This long piece meanders from the H1N1 pandemic and the billions spent to save us from a flu much less malign than usual, to the marketing of Tamiflu (a dangerous drug for influenza whose efficacy may be zero) to the problems with industry control of research on all drugs in our pharmacopeiea. The points may be familiar to readers of this blog. But the issues are crucial to resolve if we are to regain trust in our medications and our medical litreature. By Helen Epstein:
… On June 11, 2009, Margaret Chan, the director-general of the WHO, announced that a “pandemic emergency”—or worldwide epidemic—of H1N1 influenza was officially underway. Governments around the world placed immediate orders for anti-flu drugs and vaccines worth hundreds of millions of dollars, as a new stock index, *RXFLU, tracked company profits. According to J.P. Morgan, up to $10 billion was spent globally on “influenza preparedness” in 2009, including over $4 billion by the US alone.6
The predicted dire emergency did not occur. In the 2009–2010 “influenza season” about 18,000 people died from the disease worldwide, fewer than in previous years, and the vast majority of victims had serious underlying conditions such as cancer, lung disease, AIDS, or severe obesity, which can impair breathing.7 Since one influenza strain usually dominates all others during a typical flu season, H1N1 may actually have saved lives by displacing more aggressive viruses. The WHO maintains that its decisions were based on the best available evidence, but last year European governments, stuck with hundreds of millions of euros’ worth of unused medicines and vaccines, began asking questions.
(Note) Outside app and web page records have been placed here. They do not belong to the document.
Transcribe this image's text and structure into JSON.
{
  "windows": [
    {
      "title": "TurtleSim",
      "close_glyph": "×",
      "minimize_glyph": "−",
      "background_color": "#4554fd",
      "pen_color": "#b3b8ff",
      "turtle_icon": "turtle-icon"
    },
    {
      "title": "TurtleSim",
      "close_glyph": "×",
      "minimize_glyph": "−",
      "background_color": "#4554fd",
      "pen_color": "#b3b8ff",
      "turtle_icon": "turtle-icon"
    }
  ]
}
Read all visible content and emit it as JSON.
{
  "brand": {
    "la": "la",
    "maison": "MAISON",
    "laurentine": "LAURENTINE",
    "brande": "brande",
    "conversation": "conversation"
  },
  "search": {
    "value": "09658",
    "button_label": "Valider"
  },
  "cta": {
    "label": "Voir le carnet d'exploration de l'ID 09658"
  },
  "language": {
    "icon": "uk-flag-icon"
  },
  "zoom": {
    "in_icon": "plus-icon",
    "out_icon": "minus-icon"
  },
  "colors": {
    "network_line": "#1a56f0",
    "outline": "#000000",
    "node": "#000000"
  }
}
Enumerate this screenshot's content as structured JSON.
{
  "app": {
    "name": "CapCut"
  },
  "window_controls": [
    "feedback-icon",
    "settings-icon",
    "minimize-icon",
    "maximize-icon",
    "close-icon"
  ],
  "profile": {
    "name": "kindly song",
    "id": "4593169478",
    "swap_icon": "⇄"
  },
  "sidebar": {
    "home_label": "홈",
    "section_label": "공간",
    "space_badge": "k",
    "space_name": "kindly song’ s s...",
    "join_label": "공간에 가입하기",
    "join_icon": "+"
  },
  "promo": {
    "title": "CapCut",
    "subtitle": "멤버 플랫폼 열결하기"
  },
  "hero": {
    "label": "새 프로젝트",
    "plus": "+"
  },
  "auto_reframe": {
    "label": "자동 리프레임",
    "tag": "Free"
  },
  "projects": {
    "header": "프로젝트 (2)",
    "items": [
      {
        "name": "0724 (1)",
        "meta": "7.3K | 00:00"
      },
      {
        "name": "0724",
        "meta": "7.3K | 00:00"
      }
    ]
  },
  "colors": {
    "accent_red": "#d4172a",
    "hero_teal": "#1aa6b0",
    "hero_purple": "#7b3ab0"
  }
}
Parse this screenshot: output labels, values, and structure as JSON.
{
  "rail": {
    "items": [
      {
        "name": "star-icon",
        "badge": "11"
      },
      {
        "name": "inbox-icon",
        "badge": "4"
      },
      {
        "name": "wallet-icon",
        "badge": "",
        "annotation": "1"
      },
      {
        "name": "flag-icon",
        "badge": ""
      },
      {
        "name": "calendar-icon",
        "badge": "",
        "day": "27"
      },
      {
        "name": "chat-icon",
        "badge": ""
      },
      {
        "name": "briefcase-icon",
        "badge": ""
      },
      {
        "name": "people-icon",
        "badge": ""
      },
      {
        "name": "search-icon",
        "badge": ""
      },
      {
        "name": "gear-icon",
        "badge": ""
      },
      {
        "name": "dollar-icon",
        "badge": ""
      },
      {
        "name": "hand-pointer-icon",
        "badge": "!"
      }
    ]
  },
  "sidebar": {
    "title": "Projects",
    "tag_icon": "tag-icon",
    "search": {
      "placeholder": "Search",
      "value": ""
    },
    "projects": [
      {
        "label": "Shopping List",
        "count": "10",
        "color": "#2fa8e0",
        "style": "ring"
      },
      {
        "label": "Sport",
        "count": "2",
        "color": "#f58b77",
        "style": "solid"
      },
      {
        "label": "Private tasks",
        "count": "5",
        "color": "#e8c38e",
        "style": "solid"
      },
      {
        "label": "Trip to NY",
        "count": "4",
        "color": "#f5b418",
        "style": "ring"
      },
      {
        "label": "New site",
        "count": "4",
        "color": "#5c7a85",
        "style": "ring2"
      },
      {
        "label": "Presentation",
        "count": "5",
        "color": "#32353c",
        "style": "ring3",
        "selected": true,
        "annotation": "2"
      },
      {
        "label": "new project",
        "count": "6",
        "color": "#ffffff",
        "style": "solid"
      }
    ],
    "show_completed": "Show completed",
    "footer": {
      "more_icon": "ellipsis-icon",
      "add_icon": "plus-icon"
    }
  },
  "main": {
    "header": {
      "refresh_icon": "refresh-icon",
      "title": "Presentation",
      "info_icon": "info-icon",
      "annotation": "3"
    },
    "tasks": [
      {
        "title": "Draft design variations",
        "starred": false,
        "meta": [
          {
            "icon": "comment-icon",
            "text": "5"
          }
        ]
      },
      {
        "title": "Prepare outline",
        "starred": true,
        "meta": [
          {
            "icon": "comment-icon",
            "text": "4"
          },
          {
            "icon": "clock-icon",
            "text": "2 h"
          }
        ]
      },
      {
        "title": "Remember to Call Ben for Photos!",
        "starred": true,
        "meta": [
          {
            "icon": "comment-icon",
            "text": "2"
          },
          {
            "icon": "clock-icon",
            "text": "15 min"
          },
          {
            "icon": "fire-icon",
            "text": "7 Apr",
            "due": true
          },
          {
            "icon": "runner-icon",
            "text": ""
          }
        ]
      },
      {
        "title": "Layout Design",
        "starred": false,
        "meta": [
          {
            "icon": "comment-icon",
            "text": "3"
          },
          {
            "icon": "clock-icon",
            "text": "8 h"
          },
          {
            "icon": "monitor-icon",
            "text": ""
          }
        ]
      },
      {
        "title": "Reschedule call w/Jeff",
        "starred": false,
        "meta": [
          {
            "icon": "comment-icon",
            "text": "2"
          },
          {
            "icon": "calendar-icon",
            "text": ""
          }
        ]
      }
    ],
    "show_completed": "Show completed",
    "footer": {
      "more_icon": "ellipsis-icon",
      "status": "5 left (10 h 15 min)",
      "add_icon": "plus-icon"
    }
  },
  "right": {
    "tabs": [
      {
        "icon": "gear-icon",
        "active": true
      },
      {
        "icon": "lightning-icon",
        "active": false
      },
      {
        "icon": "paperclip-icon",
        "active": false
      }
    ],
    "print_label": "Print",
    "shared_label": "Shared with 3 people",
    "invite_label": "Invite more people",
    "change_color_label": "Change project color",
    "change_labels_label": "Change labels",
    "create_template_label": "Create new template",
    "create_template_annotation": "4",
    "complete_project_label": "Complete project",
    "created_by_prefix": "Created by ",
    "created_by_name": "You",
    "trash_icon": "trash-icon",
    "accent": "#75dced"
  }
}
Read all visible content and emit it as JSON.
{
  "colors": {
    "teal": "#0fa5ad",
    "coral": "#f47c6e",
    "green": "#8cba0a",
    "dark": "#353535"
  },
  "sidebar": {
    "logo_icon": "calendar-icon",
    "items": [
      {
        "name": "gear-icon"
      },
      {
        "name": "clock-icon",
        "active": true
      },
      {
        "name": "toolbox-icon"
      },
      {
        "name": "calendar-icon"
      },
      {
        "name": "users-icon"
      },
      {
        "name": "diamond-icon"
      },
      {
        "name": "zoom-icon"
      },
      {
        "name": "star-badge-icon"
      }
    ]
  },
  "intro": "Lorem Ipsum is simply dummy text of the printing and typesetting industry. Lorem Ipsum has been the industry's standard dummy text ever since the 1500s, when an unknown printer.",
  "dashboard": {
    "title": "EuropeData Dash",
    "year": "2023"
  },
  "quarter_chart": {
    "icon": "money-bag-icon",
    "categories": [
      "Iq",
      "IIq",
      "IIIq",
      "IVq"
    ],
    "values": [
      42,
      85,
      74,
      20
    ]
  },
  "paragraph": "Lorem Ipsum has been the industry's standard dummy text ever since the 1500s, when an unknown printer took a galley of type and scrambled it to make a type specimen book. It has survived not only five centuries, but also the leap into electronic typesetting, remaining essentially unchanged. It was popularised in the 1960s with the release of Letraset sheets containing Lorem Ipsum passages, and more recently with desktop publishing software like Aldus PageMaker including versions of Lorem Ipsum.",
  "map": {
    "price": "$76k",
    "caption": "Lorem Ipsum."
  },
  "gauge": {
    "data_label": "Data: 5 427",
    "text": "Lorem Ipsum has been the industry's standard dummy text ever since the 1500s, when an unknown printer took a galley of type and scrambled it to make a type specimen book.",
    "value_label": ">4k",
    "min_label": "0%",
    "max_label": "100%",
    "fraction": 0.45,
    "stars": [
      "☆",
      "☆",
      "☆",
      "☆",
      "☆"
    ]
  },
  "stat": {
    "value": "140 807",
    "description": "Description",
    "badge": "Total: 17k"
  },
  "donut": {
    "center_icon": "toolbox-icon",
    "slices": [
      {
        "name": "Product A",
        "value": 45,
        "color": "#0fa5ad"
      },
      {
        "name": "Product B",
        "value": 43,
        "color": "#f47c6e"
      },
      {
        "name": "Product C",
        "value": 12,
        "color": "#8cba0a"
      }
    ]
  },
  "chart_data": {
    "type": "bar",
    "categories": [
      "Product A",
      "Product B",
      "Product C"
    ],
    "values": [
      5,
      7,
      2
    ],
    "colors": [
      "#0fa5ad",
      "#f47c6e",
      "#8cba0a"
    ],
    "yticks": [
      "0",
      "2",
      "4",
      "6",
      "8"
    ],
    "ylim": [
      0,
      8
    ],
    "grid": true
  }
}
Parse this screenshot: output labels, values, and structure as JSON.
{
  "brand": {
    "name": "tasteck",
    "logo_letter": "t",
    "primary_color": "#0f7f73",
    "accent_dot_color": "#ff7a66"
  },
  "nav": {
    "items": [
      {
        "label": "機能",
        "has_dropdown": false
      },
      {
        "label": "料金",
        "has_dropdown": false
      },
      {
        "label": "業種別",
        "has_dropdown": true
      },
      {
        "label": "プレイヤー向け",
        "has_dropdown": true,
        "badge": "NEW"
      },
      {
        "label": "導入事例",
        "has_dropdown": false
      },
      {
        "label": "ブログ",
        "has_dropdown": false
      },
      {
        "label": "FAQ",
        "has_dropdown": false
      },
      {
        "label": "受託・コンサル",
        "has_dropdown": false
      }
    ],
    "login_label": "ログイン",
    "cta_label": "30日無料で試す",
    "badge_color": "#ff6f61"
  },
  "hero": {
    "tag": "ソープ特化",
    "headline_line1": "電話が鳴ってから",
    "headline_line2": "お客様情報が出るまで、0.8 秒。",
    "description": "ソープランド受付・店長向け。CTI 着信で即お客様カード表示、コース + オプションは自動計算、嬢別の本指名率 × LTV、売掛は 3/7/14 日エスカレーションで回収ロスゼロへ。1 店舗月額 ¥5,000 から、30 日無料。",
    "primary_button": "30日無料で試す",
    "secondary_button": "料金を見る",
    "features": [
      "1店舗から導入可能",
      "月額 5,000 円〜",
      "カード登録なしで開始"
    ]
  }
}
In March 2010, a Council of Europe report8 concluded that the H1N1 virus was known to be mild well before the WHO issued the pandemic “declaration” and expressed concern about the influence of powerful pharmaceutical companies over decision-making at the agency. A draft of the WHO’s response was released in March 2011.9 It calls for more “transparency” but concludes that “no critic of WHO has produced any direct evidence of commercial influence on decision-making.” Unfortunately, the response does not account for the billions of dollars lost in the panic or for the lives that may have been put at risk by the agency’s hasty medical recommendations…
GlaxoSmithKline’s diabetes drug Avandia was linked to thousands of heart attacks, and earlier in the decade, the company’s antidepressant Paxil was discovered to exacerbate the risk of suicide in young people. Merck’s painkiller Vioxx was also linked to thousands of heart disease deaths. In each case, the scientific literature gave little hint of these dangers. The companies have agreed to pay settlements in class action lawsuits amounting to far less than the profits the drugs earned on the market.54 These precedents could be creating incentives for reduced vigilance concerning the side effects of prescription drugs in general….
Forcing drug companies to make all their original data available to all independent researchers would achieve much the same thing, and cost absolutely nothing. Legislators and the public should demand both of these reforms without delay.